Records from a data source
================================
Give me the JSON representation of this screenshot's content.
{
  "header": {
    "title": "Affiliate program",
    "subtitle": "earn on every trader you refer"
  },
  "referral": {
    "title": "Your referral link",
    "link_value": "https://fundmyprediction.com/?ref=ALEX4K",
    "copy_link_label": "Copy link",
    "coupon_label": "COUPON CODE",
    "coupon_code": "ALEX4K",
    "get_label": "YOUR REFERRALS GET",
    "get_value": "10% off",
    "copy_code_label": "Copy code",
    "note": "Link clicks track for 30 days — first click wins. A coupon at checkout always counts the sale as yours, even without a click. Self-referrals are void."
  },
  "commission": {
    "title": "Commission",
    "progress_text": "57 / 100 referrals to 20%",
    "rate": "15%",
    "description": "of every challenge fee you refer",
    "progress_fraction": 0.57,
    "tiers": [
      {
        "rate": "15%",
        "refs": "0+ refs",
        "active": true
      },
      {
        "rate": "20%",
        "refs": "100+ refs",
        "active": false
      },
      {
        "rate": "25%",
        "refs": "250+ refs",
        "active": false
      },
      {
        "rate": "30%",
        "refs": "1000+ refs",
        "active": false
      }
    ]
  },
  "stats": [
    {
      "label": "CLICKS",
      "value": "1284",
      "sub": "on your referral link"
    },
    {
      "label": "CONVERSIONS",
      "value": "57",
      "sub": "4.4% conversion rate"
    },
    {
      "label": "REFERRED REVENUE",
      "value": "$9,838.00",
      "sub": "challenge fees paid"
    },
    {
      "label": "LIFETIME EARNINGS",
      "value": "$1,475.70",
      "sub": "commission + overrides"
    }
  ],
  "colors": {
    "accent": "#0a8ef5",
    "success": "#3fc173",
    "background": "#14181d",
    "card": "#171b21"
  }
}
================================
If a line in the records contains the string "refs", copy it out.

§ THE ANSWER:
        "refs": "0+ refs",
        "refs": "100+ refs",
        "refs": "250+ refs",
        "refs": "1000+ refs",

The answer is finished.